+++ Material for this exercise +++

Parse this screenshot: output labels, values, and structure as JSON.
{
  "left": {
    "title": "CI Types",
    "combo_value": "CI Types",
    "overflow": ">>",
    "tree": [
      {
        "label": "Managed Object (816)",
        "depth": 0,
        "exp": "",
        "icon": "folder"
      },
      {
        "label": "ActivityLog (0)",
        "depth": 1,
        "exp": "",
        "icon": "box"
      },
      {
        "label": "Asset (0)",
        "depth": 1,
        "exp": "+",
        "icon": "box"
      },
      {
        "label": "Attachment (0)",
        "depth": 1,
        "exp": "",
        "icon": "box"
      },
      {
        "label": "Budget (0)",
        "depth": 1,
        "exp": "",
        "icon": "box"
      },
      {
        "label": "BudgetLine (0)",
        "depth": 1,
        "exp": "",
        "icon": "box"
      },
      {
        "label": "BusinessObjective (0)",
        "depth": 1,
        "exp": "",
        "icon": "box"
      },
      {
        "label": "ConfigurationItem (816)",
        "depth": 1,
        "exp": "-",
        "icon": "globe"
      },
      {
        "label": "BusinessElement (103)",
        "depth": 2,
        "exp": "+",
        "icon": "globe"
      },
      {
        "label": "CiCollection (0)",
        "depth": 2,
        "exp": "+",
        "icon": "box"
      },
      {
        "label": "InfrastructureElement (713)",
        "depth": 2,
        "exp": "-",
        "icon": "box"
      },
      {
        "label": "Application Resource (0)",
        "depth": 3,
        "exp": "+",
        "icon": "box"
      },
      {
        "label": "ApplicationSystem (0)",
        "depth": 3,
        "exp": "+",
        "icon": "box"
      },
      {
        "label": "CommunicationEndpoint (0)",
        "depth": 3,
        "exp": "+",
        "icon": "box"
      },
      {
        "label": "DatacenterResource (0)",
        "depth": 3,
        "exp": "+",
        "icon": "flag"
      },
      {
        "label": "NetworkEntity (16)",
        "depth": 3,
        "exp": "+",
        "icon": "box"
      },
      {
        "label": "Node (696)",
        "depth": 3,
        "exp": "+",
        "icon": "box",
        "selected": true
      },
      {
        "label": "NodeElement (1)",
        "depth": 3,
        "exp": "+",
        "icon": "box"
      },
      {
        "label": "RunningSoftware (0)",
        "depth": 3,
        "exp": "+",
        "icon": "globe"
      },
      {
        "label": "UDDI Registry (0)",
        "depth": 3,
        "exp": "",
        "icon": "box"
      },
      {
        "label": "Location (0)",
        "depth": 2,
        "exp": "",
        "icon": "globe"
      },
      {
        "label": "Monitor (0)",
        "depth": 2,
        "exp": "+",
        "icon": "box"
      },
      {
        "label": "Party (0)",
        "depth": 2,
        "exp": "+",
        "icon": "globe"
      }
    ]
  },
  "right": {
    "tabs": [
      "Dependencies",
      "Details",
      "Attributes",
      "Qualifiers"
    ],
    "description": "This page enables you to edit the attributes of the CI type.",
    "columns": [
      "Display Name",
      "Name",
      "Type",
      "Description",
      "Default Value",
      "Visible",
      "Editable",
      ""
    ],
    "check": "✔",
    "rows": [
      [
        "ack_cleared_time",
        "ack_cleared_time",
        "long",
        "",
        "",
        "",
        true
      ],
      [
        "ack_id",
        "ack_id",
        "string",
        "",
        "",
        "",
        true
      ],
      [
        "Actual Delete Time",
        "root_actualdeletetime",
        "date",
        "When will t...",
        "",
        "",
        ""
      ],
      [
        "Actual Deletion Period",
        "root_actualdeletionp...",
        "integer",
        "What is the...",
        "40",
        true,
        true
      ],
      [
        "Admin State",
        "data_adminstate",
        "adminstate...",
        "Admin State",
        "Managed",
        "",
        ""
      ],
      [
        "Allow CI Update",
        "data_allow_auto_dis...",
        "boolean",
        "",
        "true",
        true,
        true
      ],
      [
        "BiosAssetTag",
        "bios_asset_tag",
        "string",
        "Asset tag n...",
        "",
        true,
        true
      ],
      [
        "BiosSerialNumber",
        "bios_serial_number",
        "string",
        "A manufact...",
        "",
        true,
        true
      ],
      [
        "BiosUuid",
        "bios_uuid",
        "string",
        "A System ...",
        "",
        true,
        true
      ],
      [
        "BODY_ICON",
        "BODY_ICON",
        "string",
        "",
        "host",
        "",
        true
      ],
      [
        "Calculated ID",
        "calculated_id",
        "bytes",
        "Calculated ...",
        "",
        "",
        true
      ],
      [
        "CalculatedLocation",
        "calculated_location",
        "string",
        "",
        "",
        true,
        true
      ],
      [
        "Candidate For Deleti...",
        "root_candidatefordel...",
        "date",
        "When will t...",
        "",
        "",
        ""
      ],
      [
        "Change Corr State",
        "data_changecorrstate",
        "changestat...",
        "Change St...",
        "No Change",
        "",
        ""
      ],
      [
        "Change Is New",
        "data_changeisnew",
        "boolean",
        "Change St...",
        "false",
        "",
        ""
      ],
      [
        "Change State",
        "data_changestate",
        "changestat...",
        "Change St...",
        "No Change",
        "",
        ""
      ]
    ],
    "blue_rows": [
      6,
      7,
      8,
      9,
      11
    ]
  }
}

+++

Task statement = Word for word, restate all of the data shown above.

Answer box =
Parse this screenshot: output labels, values, and structure as JSON.
{
  "left": {
    "title": "CI Types",
    "combo_value": "CI Types",
    "overflow": ">>",
    "tree": [
      {
        "label": "Managed Object (816)",
        "depth": 0,
        "exp": "",
        "icon": "folder"
      },
      {
        "label": "ActivityLog (0)",
        "depth": 1,
        "exp": "",
        "icon": "box"
      },
      {
        "label": "Asset (0)",
        "depth": 1,
        "exp": "+",
        "icon": "box"
      },
      {
        "label": "Attachment (0)",
        "depth": 1,
        "exp": "",
        "icon": "box"
      },
      {
        "label": "Budget (0)",
        "depth": 1,
        "exp": "",
        "icon": "box"
      },
      {
        "label": "BudgetLine (0)",
        "depth": 1,
        "exp": "",
        "icon": "box"
      },
      {
        "label": "BusinessObjective (0)",
        "depth": 1,
        "exp": "",
        "icon": "box"
      },
      {
        "label": "ConfigurationItem (816)",
        "depth": 1,
        "exp": "-",
        "icon": "globe"
      },
      {
        "label": "BusinessElement (103)",
        "depth": 2,
        "exp": "+",
        "icon": "globe"
      },
      {
        "label": "CiCollection (0)",
        "depth": 2,
        "exp": "+",
        "icon": "box"
      },
      {
        "label": "InfrastructureElement (713)",
        "depth": 2,
        "exp": "-",
        "icon": "box"
      },
      {
        "label": "Application Resource (0)",
        "depth": 3,
        "exp": "+",
        "icon": "box"
      },
      {
        "label": "ApplicationSystem (0)",
        "depth": 3,
        "exp": "+",
        "icon": "box"
      },
      {
        "label": "CommunicationEndpoint (0)",
        "depth": 3,
        "exp": "+",
        "icon": "box"
      },
      {
        "label": "DatacenterResource (0)",
        "depth": 3,
        "exp": "+",
        "icon": "flag"
      },
      {
        "label": "NetworkEntity (16)",
        "depth": 3,
        "exp": "+",
        "icon": "box"
      },
      {
        "label": "Node (696)",
        "depth": 3,
        "exp": "+",
        "icon": "box",
        "selected": true
      },
      {
        "label": "NodeElement (1)",
        "depth": 3,
        "exp": "+",
        "icon": "box"
      },
      {
        "label": "RunningSoftware (0)",
        "depth": 3,
        "exp": "+",
        "icon": "globe"
      },
      {
        "label": "UDDI Registry (0)",
        "depth": 3,
        "exp": "",
        "icon": "box"
      },
      {
        "label": "Location (0)",
        "depth": 2,
        "exp": "",
        "icon": "globe"
      },
      {
        "label": "Monitor (0)",
        "depth": 2,
        "exp": "+",
        "icon": "box"
      },
      {
        "label": "Party (0)",
        "depth": 2,
        "exp": "+",
        "icon": "globe"
      }
    ]
  },
  "right": {
    "tabs": [
      "Dependencies",
      "Details",
      "Attributes",
      "Qualifiers"
    ],
    "description": "This page enables you to edit the attributes of the CI type.",
    "columns": [
      "Display Name",
      "Name",
      "Type",
      "Description",
      "Default Value",
      "Visible",
      "Editable",
      ""
    ],
    "check": "✔",
    "rows": [
      [
        "ack_cleared_time",
        "ack_cleared_time",
        "long",
        "",
        "",
        "",
        true
      ],
      [
        "ack_id",
        "ack_id",
        "string",
        "",
        "",
        "",
        true
      ],
      [
        "Actual Delete Time",
        "root_actualdeletetime",
        "date",
        "When will t...",
        "",
        "",
        ""
      ],
      [
        "Actual Deletion Period",
        "root_actualdeletionp...",
        "integer",
        "What is the...",
        "40",
        true,
        true
      ],
      [
        "Admin State",
        "data_adminstate",
        "adminstate...",
        "Admin State",
        "Managed",
        "",
        ""
      ],
      [
        "Allow CI Update",
        "data_allow_auto_dis...",
        "boolean",
        "",
        "true",
        true,
        true
      ],
      [
        "BiosAssetTag",
        "bios_asset_tag",
        "string",
        "Asset tag n...",
        "",
        true,
        true
      ],
      [
        "BiosSerialNumber",
        "bios_serial_number",
        "string",
        "A manufact...",
        "",
        true,
        true
      ],
      [
        "BiosUuid",
        "bios_uuid",
        "string",
        "A System ...",
        "",
        true,
        true
      ],
      [
        "BODY_ICON",
        "BODY_ICON",
        "string",
        "",
        "host",
        "",
        true
      ],
      [
        "Calculated ID",
        "calculated_id",
        "bytes",
        "Calculated ...",
        "",
        "",
        true
      ],
      [
        "CalculatedLocation",
        "calculated_location",
        "string",
        "",
        "",
        true,
        true
      ],
      [
        "Candidate For Deleti...",
        "root_candidatefordel...",
        "date",
        "When will t...",
        "",
        "",
        ""
      ],
      [
        "Change Corr State",
        "data_changecorrstate",
        "changestat...",
        "Change St...",
        "No Change",
        "",
        ""
      ],
      [
        "Change Is New",
        "data_changeisnew",
        "boolean",
        "Change St...",
        "false",
        "",
        ""
      ],
      [
        "Change State",
        "data_changestate",
        "changestat...",
        "Change St...",
        "No Change",
        "",
        ""
      ]
    ],
    "blue_rows": [
      6,
      7,
      8,
      9,
      11
    ]
  }
}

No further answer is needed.